Q:

How does it feel seeing your own work in your city?

A:

Seeing the buildings or spaces we created feels good! Of the buildings we created each come with different memories, some good, and some painful. During the recession, merzproject when through tough times and I had to sell my home for zero profit.  Hoover House will always be one of my favorite projects, no matter how many I am fortunate enough to be part of in the future, but it comes with some of my most painful memories, self-doubt, a colossal let-down to my wife and young children.

One of the coolest things about built-work is that it has the potential to be around for a long time, in many cases outliving the occupants we created the space with and for. It leaves an imprint on the City, good or bad. It forever changes the urban landscape

I am a perfectionist when it comes to the work my office produces, so there are always moments when I wish we did something differently, but I am definitely proud of the work, and grateful for every minute I had the privilege to be part of it. Working with my merzproject team and the hero customers that invested in us was one of the most special times in my life so far. Back to talking about sometimes wishing we had done something differently, the thing is.. making buildings is a service and a business first and foremost. You only have so much time and money when it comes down to executing a project. There is no such thing as a perfect project. You have to make decisions quickly and always try to push the best idea forward, because there is a bottom line at the end of the day. It is a business transaction, it has a budget, and deadlines. All one can do is her best, and I know, from the bottom of my heart we gave people our best work.

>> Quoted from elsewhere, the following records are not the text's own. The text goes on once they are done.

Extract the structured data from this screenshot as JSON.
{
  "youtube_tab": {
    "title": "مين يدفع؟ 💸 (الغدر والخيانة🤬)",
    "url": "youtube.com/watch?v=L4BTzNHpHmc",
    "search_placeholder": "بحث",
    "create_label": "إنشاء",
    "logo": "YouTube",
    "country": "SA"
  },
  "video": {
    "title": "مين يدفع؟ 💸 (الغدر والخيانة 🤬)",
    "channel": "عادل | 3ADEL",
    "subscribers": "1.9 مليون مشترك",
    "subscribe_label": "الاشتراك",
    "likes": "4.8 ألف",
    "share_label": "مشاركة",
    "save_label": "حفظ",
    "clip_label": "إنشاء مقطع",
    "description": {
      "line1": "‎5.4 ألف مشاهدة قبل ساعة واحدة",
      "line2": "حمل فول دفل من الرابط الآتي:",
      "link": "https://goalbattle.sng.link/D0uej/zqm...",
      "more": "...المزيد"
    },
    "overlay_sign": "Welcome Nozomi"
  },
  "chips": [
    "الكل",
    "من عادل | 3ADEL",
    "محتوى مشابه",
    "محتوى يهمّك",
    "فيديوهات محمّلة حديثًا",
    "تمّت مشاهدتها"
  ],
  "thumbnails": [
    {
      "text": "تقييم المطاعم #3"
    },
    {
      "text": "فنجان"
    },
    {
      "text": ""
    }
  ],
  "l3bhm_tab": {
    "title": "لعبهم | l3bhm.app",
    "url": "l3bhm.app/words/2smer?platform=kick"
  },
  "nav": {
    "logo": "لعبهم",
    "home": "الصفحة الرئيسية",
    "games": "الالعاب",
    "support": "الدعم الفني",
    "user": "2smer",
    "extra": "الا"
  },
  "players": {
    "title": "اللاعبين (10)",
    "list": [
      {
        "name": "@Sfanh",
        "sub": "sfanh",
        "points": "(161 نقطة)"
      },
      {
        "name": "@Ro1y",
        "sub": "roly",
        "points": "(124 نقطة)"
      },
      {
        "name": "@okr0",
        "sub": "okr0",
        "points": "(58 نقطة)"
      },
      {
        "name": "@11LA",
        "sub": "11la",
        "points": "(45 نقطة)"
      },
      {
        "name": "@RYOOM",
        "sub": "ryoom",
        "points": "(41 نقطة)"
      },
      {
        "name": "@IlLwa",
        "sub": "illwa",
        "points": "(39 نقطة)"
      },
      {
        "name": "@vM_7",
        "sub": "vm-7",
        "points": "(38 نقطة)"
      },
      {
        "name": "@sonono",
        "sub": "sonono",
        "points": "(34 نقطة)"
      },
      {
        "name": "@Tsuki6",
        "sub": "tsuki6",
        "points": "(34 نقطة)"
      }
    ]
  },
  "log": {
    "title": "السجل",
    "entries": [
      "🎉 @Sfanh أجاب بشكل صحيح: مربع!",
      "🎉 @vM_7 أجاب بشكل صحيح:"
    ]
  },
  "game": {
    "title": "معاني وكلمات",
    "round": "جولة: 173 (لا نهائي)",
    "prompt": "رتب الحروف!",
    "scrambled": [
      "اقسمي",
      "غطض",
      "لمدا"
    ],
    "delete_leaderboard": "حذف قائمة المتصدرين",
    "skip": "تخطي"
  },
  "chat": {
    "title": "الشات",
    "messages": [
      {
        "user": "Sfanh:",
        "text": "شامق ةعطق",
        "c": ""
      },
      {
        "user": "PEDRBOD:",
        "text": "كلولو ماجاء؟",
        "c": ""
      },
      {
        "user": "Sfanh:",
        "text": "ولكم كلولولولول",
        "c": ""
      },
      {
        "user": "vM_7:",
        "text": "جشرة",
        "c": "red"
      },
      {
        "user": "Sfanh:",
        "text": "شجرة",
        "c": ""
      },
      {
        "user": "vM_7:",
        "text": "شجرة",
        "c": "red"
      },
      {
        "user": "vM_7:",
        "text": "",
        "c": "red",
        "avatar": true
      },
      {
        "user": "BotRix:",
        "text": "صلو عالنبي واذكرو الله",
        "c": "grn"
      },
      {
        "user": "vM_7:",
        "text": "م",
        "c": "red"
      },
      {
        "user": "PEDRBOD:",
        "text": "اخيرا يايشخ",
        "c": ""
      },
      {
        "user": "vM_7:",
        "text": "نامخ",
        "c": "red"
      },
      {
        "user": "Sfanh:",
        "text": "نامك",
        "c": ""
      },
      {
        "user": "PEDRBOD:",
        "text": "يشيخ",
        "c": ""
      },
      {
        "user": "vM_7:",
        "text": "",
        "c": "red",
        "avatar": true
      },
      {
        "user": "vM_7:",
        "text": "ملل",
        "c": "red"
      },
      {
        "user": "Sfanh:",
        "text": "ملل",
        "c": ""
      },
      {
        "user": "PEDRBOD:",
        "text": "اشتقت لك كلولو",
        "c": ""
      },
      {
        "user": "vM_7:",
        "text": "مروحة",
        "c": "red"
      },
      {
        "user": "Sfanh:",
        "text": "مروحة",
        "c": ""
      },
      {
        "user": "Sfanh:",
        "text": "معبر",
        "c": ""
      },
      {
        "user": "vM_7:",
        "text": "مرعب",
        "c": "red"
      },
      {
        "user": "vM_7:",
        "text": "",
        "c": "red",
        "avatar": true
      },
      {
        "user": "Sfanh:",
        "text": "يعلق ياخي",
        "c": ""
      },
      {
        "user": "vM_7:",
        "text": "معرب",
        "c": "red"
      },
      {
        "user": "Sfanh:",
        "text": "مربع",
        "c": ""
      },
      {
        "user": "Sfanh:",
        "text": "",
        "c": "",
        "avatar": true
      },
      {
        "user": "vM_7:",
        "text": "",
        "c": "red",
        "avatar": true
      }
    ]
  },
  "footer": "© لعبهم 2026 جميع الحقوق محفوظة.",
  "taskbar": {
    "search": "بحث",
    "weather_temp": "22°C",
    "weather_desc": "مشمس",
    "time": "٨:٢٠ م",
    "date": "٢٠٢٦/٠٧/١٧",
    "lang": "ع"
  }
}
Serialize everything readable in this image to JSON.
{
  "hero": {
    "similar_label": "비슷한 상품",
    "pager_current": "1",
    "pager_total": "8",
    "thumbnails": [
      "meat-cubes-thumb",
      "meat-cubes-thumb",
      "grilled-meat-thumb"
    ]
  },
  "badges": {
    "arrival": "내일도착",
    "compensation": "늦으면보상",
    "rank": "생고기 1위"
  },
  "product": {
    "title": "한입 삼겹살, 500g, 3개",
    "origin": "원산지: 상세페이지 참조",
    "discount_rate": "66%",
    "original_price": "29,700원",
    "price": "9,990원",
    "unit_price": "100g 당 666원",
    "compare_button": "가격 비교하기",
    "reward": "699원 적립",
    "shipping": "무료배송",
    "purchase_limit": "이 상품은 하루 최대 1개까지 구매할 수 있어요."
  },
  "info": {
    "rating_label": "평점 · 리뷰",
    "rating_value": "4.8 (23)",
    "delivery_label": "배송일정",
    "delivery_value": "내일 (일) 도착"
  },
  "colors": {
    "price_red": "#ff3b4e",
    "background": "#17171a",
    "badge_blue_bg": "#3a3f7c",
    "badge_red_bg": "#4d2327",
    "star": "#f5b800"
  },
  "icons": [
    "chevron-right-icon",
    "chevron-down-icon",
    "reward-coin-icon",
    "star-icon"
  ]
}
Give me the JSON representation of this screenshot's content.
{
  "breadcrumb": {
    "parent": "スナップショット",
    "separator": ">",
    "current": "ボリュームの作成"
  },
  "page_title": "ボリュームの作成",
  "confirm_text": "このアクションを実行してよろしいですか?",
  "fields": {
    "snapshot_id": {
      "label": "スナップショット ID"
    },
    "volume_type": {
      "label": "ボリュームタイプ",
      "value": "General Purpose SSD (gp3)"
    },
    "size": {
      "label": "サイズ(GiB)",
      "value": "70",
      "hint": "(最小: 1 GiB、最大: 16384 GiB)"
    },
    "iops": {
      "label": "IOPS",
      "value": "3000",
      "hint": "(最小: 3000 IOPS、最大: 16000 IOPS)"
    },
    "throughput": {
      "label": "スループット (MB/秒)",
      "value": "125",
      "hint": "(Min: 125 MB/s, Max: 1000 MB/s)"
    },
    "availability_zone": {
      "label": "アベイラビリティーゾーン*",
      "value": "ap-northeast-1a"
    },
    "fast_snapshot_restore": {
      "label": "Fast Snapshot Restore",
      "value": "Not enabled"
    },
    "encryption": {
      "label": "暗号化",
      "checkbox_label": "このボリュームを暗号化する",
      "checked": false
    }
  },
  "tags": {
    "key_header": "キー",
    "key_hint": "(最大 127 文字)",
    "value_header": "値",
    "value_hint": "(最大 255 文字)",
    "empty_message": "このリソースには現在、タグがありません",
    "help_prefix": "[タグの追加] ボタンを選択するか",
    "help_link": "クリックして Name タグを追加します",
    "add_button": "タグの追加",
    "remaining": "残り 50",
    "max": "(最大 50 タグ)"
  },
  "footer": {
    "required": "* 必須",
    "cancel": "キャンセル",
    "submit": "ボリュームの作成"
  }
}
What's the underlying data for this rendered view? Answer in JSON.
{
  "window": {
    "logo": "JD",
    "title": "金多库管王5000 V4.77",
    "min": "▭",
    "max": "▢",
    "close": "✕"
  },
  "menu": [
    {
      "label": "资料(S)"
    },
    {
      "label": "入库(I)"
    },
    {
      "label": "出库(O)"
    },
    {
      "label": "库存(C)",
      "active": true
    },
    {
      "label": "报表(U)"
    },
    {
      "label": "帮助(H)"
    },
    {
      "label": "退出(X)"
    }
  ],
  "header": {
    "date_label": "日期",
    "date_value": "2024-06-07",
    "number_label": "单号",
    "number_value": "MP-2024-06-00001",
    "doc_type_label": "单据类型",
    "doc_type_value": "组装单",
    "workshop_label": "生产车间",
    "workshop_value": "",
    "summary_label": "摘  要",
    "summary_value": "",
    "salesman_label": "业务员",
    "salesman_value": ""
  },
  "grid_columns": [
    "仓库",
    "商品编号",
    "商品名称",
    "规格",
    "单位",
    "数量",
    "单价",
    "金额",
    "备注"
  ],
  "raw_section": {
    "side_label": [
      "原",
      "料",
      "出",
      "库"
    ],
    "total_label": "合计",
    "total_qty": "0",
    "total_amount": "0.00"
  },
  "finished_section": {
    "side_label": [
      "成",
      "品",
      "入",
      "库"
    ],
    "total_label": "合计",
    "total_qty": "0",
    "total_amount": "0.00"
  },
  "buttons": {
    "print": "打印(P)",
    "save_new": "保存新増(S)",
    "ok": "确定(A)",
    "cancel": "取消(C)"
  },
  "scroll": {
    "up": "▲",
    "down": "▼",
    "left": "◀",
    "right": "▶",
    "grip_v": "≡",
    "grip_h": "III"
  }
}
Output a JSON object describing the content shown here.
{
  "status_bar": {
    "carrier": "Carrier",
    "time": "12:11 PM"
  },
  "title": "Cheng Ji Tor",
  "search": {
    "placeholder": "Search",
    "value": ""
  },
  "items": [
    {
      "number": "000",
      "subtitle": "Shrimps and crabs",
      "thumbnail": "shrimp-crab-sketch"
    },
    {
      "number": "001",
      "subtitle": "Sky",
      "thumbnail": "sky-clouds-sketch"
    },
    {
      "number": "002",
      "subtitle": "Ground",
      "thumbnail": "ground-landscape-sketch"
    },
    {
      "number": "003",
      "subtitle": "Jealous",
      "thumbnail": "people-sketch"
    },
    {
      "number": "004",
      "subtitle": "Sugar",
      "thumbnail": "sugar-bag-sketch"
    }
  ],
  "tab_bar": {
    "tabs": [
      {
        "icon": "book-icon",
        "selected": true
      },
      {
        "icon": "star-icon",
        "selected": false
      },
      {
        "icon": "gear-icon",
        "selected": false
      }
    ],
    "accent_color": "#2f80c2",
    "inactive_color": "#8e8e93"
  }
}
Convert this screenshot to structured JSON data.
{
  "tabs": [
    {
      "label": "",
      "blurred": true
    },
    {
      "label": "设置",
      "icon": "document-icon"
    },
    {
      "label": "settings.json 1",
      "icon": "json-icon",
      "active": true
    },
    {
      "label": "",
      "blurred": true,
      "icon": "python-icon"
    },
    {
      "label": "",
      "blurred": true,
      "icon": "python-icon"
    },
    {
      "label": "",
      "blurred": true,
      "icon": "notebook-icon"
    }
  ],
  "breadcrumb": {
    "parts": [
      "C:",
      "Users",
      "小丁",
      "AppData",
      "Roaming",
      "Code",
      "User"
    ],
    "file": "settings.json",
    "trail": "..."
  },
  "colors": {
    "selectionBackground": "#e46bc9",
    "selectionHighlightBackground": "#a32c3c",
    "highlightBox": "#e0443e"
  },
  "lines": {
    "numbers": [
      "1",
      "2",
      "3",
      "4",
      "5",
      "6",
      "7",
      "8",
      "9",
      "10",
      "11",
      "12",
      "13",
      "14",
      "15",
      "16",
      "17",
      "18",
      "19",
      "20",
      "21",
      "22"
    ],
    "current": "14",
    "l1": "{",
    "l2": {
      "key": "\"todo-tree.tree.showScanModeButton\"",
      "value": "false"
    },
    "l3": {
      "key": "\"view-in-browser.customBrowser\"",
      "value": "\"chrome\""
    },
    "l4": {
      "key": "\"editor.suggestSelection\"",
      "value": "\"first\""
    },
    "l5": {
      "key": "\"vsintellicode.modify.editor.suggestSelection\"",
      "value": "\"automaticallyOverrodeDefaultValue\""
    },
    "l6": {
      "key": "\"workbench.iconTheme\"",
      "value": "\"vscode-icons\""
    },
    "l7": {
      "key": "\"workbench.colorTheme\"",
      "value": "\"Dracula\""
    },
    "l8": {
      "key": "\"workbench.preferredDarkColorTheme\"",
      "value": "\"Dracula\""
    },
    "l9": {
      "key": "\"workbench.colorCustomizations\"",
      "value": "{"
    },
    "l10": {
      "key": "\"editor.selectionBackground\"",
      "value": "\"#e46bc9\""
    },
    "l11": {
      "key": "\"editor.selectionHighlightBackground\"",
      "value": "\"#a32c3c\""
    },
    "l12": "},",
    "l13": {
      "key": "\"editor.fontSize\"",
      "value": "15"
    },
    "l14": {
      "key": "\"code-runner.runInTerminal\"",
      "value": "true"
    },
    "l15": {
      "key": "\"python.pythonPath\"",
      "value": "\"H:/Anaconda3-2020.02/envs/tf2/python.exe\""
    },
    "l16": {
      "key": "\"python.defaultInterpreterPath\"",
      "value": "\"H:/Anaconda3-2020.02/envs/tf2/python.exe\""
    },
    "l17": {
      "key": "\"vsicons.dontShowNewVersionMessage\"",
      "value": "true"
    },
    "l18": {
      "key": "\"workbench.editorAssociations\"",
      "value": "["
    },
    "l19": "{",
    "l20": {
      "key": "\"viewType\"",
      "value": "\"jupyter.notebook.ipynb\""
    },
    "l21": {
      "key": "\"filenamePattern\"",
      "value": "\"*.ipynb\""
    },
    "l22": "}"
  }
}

The ideas that came to life and are now in built form are part of the city, and people live in them, or work out of them, or hang out in them. It’s neat to know, especially with more public environments, that many people will experience it, spend time in it, and the space will be a part of the occupants day, part of a memory. Making buildings are all about creating a unique human experience. Buildings are for people. during merzproject, our team was always especially excited about creating environments that would get a lot of human exposure.